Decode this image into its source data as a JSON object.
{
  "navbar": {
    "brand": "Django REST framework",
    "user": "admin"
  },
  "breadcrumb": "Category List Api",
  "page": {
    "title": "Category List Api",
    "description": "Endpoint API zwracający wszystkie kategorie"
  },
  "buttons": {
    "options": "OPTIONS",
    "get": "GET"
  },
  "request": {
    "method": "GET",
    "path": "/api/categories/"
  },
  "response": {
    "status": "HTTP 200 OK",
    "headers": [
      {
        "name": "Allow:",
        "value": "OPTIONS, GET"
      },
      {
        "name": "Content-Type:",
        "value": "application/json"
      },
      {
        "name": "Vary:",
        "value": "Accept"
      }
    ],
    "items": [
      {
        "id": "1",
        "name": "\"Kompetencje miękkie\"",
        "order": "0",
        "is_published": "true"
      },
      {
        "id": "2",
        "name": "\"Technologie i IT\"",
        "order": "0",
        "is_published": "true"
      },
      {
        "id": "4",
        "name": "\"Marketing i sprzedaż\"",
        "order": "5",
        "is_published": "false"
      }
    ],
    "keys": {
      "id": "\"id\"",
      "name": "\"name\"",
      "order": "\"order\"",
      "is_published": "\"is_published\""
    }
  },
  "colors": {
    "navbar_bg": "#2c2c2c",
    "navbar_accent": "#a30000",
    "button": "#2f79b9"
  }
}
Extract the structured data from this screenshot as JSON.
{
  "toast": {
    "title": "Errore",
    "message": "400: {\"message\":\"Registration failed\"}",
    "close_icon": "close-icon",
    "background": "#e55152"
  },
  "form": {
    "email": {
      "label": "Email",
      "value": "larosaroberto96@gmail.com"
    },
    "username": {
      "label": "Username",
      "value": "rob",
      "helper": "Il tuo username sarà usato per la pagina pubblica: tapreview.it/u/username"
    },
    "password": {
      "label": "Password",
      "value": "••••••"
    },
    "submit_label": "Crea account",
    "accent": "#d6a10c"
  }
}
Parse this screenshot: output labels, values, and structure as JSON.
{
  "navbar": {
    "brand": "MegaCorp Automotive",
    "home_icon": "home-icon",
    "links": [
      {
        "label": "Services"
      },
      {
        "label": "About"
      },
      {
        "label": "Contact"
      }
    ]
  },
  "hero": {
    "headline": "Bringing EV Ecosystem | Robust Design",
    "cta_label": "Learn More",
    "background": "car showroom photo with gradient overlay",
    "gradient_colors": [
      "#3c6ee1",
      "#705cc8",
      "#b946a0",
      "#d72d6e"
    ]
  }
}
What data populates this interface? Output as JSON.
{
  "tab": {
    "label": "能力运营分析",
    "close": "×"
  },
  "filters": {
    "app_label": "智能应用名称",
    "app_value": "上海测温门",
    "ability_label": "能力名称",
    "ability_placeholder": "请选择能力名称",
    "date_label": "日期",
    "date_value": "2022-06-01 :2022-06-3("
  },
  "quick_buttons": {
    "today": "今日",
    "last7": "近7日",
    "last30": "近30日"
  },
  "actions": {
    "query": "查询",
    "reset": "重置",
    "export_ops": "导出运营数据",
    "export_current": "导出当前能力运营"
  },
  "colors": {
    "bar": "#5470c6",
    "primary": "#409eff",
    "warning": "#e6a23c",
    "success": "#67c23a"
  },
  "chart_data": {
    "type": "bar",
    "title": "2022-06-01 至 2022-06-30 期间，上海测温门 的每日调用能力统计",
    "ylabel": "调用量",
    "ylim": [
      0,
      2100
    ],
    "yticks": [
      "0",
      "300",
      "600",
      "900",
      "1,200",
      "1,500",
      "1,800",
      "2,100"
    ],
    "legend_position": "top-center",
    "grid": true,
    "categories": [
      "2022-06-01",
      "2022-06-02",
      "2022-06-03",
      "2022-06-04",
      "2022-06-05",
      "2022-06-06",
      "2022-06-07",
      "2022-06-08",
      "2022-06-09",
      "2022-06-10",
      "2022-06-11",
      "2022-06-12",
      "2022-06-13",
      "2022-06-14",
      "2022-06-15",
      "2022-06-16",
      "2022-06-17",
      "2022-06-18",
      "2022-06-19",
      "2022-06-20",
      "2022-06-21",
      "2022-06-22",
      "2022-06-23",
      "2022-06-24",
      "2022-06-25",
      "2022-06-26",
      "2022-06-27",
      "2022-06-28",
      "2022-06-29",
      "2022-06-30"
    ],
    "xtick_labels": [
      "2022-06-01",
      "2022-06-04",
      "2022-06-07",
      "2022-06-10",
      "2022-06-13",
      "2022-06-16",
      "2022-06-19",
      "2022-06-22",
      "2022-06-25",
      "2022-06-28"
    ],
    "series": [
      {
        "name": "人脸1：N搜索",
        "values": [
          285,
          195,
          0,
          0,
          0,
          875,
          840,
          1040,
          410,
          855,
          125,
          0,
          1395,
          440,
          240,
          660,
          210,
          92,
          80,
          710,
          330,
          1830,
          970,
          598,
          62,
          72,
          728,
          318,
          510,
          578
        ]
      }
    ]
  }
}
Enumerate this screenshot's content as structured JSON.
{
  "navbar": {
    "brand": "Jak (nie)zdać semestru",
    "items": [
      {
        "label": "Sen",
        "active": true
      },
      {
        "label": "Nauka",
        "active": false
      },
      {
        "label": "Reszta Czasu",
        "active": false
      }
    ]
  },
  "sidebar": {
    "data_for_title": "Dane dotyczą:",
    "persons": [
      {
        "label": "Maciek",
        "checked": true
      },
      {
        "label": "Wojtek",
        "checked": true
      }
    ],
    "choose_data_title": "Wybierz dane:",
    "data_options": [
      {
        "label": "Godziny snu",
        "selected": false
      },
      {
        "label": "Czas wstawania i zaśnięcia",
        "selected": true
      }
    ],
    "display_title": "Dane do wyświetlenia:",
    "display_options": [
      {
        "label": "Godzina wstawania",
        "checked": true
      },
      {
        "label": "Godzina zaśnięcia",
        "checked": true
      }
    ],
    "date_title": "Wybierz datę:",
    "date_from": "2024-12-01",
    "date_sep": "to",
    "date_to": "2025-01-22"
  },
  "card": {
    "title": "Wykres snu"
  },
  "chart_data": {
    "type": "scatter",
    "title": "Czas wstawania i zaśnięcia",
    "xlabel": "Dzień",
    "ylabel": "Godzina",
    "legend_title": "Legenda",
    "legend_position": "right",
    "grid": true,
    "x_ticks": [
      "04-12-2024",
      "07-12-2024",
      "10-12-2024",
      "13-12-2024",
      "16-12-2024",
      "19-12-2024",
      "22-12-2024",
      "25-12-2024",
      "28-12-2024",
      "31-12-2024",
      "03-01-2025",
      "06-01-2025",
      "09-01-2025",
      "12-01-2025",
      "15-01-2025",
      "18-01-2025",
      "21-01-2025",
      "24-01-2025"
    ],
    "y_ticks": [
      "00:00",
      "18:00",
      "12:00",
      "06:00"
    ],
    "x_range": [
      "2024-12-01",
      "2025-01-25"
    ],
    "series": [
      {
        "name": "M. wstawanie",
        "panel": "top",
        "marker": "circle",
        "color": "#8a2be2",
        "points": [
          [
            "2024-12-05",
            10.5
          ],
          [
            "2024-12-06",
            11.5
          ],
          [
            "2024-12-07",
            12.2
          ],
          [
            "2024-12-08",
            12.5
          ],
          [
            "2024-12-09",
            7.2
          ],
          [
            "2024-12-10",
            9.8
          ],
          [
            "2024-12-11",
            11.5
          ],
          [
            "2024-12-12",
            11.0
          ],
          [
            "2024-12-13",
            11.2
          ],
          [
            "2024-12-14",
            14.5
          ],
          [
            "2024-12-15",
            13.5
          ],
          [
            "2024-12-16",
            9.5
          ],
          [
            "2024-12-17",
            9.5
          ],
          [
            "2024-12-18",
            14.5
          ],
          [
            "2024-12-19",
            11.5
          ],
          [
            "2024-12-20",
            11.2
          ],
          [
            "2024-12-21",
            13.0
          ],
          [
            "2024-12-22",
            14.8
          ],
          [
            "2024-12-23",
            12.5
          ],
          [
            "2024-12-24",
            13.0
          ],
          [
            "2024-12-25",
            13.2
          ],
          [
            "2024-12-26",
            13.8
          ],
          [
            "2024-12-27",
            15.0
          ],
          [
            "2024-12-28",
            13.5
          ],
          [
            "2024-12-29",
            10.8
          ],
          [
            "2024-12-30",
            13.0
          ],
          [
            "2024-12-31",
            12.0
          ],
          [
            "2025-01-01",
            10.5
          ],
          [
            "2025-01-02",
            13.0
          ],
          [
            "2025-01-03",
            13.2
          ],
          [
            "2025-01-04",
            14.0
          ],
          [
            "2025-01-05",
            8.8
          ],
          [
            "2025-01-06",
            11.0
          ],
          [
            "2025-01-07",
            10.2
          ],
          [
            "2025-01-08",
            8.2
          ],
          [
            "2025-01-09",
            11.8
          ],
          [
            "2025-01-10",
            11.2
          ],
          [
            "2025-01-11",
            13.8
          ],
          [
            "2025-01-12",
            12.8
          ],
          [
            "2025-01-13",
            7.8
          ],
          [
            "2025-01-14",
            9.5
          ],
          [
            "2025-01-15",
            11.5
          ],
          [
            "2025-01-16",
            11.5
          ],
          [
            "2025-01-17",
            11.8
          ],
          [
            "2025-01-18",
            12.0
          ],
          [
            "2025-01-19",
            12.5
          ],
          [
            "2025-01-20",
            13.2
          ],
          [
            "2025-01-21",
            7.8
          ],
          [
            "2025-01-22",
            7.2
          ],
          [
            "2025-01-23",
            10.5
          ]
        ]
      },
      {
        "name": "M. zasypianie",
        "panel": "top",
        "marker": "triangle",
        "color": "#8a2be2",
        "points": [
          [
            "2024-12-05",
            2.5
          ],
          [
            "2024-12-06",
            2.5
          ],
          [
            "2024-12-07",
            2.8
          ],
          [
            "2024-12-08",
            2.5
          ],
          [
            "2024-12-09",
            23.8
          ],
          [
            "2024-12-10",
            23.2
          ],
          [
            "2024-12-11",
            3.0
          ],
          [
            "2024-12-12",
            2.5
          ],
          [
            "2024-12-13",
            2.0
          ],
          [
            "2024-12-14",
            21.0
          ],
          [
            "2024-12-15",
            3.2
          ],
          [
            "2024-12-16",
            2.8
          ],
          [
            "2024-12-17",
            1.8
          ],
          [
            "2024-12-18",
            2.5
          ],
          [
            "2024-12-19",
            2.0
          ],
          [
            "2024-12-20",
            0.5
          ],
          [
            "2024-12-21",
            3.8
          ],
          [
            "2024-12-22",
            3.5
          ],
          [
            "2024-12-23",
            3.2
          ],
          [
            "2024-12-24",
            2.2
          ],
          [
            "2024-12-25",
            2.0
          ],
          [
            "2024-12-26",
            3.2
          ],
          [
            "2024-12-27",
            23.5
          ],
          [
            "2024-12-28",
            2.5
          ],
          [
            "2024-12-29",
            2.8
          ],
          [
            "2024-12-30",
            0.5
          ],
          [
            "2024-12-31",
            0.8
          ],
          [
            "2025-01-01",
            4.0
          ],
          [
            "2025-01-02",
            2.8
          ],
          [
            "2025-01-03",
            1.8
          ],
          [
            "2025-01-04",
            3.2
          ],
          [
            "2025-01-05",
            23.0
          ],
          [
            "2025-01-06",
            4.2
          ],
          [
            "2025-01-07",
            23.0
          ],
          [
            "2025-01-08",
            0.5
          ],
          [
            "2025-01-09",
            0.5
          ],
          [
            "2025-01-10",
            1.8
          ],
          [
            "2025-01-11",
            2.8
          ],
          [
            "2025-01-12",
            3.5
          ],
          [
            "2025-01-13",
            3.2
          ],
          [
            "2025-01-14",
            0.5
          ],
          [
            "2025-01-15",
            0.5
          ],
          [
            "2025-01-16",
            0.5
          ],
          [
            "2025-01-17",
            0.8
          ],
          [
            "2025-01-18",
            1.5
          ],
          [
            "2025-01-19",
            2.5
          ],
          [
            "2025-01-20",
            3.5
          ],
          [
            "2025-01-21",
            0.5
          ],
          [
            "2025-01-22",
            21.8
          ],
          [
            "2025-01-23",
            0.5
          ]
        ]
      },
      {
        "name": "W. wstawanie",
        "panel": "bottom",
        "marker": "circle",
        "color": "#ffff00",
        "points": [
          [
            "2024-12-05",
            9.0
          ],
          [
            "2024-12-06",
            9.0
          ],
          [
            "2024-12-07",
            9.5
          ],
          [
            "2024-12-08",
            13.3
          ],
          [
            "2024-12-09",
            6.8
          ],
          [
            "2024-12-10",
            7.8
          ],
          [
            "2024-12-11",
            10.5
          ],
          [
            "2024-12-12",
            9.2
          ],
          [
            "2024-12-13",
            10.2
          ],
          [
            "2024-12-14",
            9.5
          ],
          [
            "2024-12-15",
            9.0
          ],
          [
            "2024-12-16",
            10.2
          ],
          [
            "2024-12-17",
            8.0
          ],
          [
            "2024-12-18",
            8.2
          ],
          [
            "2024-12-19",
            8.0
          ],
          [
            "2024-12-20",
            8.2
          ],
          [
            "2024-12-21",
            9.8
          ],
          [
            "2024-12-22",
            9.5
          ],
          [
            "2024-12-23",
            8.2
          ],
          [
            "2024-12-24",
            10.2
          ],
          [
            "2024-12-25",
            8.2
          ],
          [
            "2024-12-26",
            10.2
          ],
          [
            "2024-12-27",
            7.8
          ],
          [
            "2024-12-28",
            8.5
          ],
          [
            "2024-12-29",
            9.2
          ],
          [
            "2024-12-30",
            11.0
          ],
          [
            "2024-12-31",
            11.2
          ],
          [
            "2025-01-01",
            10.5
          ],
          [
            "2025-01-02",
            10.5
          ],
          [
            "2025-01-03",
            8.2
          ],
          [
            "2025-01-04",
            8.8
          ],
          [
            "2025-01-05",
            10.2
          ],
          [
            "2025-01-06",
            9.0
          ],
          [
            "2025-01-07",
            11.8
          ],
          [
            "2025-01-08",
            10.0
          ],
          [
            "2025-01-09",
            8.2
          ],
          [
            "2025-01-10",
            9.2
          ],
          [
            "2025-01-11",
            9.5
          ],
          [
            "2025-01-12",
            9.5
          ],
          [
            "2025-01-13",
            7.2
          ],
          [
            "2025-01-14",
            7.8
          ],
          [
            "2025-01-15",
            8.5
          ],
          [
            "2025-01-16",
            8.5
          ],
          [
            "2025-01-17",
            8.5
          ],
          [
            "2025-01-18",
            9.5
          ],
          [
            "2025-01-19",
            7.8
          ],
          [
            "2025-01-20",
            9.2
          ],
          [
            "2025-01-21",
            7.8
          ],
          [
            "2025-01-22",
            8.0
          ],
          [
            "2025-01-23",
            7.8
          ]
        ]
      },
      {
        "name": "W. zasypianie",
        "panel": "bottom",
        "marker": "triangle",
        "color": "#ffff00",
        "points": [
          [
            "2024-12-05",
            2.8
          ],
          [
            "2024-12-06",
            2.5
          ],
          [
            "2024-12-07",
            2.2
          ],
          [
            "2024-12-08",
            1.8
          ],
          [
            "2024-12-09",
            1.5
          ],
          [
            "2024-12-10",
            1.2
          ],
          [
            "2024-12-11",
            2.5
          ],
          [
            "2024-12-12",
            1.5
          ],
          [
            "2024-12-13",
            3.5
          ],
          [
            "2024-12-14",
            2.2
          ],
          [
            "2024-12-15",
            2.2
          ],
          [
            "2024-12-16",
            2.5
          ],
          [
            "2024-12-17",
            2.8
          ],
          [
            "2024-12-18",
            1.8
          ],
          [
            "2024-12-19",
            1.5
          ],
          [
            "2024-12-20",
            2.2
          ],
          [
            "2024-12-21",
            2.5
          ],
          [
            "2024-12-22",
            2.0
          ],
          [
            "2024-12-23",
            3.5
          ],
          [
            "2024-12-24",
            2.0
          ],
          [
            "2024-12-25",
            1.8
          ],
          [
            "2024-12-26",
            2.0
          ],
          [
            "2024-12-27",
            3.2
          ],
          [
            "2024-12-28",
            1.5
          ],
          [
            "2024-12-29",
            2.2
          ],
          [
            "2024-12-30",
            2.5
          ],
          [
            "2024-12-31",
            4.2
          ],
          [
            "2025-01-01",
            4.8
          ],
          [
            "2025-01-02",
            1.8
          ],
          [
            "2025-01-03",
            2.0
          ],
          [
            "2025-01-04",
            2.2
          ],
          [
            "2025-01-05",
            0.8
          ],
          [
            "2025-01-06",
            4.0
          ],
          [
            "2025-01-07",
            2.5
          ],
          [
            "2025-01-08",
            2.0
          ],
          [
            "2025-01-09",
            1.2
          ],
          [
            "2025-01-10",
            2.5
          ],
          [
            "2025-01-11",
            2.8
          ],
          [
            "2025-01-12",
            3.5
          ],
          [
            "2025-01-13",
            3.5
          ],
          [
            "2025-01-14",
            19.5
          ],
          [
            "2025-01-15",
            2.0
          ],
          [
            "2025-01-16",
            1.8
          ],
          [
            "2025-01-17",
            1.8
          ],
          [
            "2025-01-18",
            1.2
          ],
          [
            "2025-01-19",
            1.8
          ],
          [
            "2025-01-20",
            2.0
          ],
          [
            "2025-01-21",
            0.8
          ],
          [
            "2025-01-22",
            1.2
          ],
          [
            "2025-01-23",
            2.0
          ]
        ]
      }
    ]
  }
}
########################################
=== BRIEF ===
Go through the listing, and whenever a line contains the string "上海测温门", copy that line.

=== REPLY ===
    "app_value": "上海测温门",
    "title": "2022-06-01 至 2022-06-30 期间，上海测温门 的每日调用能力统计",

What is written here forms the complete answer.